### [EXCERPTED DATA]
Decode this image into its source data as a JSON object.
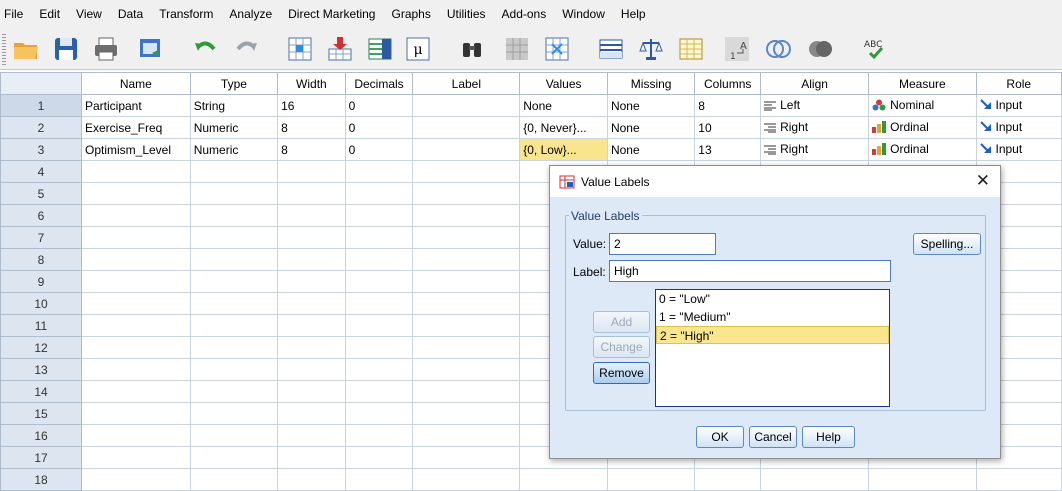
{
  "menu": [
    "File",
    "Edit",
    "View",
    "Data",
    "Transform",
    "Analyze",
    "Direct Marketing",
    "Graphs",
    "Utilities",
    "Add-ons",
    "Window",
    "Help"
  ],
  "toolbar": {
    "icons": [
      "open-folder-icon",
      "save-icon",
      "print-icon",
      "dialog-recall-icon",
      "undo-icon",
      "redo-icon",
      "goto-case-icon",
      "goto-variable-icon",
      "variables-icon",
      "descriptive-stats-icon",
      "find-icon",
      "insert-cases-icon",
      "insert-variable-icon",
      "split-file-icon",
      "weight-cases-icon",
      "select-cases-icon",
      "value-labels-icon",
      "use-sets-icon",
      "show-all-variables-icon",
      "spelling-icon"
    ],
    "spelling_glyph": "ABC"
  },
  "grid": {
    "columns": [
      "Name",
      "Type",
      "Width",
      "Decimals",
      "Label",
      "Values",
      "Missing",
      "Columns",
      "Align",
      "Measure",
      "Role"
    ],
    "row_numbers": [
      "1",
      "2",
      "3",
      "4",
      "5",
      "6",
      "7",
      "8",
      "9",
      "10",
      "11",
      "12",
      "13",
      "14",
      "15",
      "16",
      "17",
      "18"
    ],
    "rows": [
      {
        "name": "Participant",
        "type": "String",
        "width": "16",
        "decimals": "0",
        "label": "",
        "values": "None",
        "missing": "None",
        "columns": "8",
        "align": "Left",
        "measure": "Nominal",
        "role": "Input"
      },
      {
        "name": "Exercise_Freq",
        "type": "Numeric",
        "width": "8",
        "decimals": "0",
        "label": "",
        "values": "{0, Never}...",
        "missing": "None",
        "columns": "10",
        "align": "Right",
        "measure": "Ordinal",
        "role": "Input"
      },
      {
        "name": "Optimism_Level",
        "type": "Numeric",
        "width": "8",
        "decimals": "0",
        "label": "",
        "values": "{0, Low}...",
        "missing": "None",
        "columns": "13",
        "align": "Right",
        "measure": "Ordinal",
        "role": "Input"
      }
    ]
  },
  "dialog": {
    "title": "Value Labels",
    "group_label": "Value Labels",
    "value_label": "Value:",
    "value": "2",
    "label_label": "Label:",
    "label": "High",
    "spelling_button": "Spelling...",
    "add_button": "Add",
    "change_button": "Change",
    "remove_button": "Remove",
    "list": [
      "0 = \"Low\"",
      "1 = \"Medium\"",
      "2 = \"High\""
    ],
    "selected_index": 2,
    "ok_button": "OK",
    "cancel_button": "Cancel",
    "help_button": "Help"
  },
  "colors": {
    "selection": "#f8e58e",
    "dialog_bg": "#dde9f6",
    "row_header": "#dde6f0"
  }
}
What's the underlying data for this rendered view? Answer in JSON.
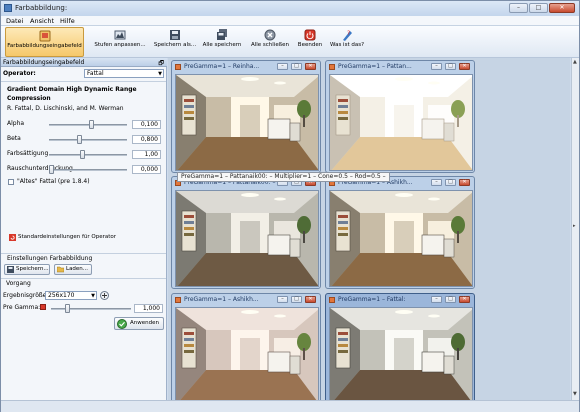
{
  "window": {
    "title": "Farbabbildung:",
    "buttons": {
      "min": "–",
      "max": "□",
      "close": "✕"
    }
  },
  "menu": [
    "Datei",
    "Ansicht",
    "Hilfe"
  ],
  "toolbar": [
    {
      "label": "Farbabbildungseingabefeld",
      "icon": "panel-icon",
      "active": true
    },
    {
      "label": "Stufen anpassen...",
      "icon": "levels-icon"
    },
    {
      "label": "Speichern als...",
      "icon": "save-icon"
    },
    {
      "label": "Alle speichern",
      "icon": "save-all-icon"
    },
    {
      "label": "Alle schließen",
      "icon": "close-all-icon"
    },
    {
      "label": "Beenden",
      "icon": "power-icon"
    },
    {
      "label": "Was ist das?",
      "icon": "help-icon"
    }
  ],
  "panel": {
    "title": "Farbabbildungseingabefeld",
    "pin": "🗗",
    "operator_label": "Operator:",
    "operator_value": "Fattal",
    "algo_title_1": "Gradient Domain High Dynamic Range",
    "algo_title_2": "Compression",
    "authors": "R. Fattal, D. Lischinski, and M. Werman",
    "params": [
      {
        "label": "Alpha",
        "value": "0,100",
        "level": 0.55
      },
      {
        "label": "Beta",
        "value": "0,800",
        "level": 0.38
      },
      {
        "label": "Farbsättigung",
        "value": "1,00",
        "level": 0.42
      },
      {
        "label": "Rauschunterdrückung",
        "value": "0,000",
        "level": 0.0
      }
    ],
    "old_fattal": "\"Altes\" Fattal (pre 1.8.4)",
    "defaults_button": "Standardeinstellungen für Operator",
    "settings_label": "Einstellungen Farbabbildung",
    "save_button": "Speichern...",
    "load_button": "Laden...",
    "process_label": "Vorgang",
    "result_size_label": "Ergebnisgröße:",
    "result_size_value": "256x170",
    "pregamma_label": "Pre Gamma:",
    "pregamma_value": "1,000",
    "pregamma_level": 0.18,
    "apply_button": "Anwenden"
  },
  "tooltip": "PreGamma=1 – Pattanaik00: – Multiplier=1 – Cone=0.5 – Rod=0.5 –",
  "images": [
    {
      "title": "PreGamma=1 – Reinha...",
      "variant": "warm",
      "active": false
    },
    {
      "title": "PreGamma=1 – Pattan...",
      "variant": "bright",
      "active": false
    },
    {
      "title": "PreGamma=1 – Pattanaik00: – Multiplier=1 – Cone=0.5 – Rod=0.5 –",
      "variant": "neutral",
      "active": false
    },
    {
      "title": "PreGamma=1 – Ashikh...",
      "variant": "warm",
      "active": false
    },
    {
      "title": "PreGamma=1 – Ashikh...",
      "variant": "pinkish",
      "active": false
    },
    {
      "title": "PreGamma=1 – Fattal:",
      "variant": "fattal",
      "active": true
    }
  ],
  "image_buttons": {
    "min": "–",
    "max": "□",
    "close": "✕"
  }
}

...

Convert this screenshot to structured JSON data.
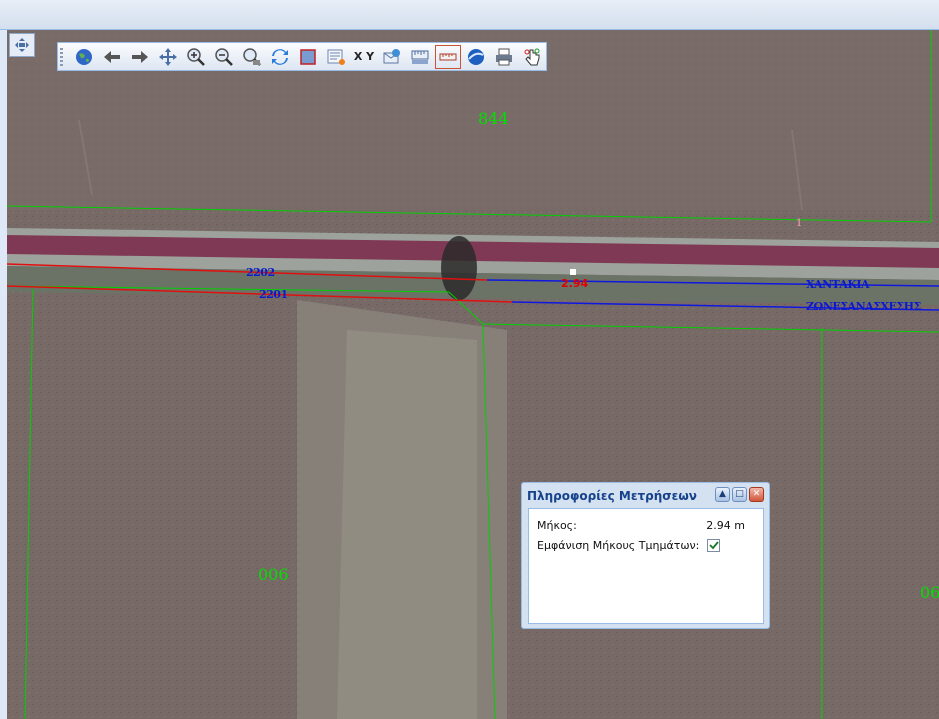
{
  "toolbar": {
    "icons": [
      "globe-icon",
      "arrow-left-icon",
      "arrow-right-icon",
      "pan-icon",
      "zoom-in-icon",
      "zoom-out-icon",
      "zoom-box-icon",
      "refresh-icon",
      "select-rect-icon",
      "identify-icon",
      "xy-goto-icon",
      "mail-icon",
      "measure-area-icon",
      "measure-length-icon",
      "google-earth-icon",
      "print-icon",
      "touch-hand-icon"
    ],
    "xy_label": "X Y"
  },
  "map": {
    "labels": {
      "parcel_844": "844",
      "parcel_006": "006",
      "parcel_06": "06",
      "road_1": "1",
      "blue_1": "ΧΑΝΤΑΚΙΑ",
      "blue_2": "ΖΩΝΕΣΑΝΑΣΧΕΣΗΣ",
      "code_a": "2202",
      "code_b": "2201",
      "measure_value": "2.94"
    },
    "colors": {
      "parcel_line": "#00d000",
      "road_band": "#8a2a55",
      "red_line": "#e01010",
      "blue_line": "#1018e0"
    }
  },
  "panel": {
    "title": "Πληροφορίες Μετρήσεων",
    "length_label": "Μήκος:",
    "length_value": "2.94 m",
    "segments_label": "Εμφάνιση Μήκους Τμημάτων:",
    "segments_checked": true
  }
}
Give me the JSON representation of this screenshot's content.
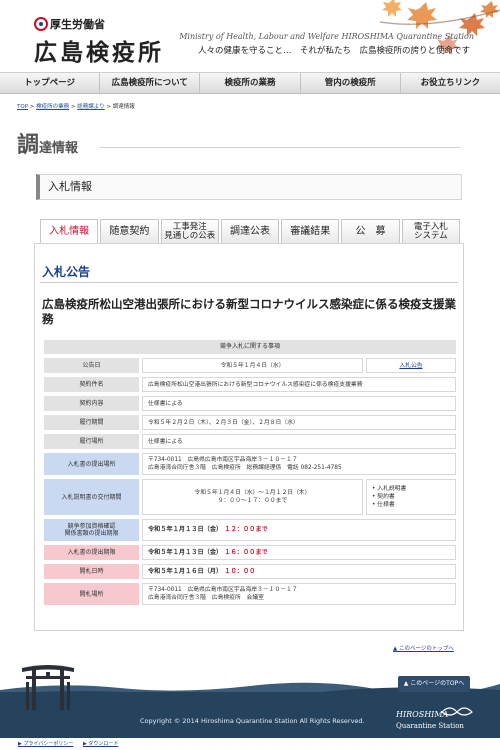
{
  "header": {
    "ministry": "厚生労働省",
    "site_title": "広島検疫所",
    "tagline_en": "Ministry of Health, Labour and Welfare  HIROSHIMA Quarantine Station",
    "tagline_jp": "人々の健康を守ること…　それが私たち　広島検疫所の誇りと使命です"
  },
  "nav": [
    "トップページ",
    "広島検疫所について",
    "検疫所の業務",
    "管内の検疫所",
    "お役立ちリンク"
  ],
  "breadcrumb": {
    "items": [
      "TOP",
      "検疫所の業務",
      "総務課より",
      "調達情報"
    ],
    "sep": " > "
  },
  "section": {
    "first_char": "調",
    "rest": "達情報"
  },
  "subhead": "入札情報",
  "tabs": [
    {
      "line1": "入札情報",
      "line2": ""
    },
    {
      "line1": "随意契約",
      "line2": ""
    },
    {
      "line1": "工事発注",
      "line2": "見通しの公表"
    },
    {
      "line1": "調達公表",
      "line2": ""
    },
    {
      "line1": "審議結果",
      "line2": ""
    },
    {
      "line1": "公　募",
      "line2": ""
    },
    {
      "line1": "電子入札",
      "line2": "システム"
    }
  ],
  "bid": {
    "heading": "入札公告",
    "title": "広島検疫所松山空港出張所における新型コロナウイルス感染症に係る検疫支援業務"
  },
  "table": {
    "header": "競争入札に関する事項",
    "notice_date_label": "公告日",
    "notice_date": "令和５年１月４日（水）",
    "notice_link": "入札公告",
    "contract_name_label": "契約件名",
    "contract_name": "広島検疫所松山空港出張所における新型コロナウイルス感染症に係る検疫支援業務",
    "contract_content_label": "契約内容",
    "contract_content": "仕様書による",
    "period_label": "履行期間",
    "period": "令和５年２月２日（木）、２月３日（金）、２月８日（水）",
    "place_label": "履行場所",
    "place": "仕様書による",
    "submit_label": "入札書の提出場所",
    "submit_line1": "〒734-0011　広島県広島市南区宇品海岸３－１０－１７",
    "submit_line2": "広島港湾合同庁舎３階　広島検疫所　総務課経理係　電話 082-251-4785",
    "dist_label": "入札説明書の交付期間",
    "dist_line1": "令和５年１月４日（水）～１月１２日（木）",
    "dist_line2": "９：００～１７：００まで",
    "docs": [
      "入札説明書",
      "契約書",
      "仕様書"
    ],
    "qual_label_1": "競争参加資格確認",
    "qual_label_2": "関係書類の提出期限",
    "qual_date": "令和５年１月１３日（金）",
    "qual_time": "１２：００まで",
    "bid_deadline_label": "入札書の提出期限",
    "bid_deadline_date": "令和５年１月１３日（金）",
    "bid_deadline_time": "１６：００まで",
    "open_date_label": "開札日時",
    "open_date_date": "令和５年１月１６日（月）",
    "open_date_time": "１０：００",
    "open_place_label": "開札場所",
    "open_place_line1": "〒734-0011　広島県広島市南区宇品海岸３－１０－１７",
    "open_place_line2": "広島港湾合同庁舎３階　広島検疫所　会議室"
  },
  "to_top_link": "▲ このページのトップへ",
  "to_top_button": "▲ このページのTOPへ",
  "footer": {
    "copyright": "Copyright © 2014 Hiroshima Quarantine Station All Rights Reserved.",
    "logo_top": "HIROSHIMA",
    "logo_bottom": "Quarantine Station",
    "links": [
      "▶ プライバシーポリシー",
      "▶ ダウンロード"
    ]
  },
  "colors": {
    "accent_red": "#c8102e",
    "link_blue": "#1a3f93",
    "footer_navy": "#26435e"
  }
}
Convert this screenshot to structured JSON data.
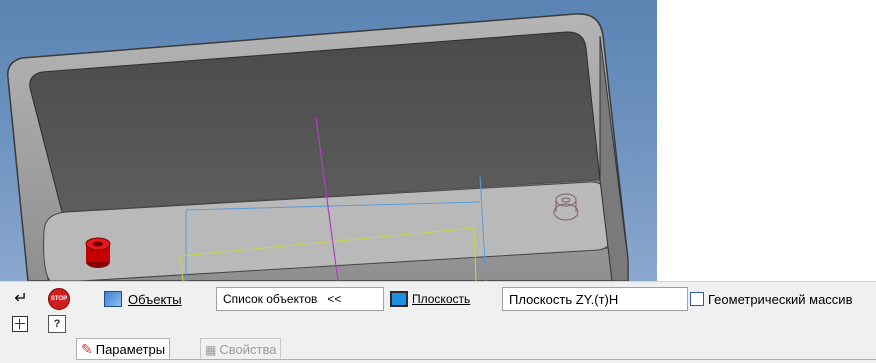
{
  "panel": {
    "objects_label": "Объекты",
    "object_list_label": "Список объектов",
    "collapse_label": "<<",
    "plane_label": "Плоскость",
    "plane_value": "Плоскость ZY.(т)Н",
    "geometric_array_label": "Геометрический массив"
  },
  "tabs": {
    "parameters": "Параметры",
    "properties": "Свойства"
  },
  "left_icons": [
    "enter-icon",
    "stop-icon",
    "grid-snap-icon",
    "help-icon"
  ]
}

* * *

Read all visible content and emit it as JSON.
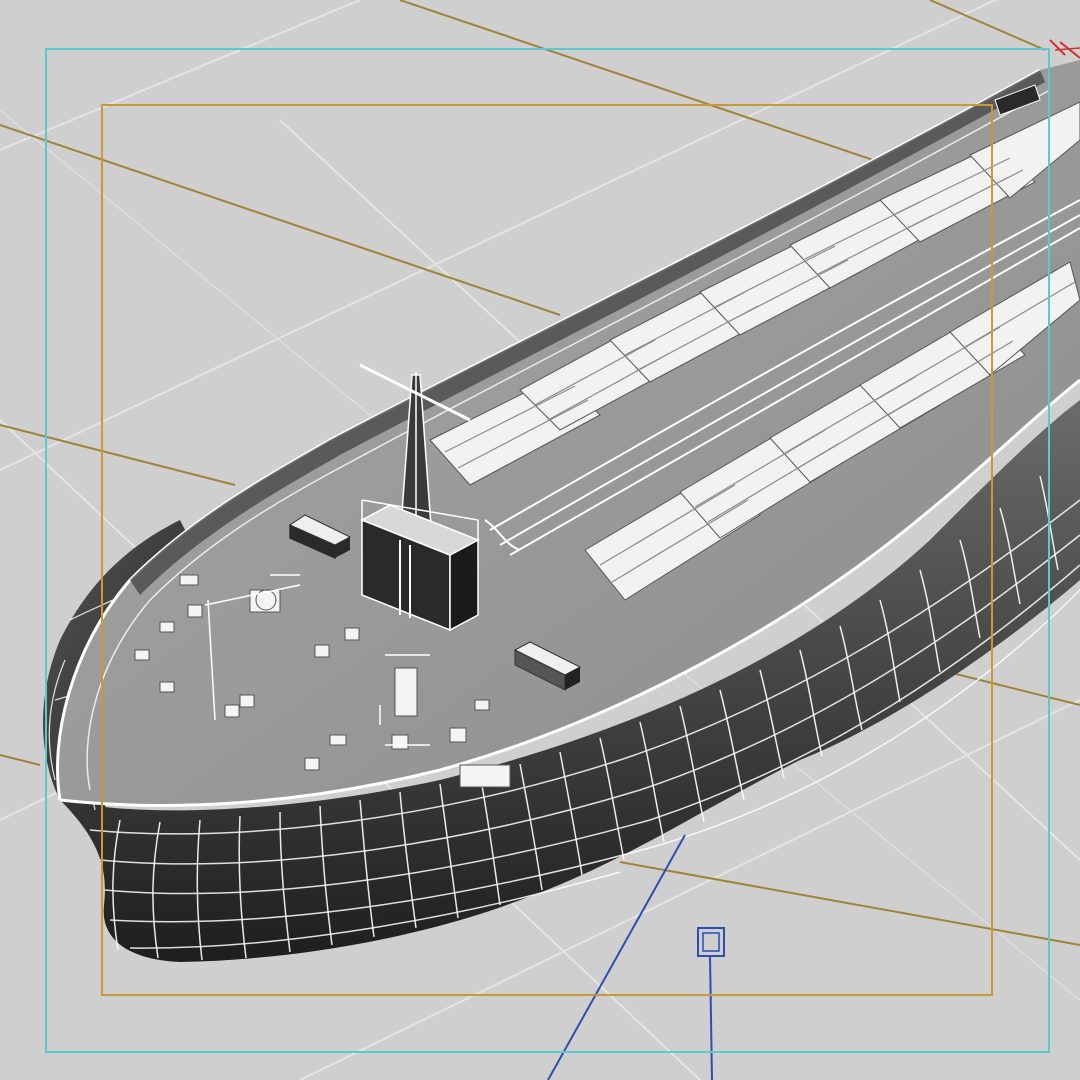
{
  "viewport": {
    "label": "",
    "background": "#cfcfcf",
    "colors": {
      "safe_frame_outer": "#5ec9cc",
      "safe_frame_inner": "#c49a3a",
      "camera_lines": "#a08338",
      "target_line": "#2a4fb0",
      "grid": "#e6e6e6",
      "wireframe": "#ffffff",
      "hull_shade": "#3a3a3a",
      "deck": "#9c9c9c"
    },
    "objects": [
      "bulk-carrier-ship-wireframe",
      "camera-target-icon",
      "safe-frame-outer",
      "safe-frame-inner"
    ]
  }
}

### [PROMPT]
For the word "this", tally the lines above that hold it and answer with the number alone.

### [WORKED SOLUTION]
5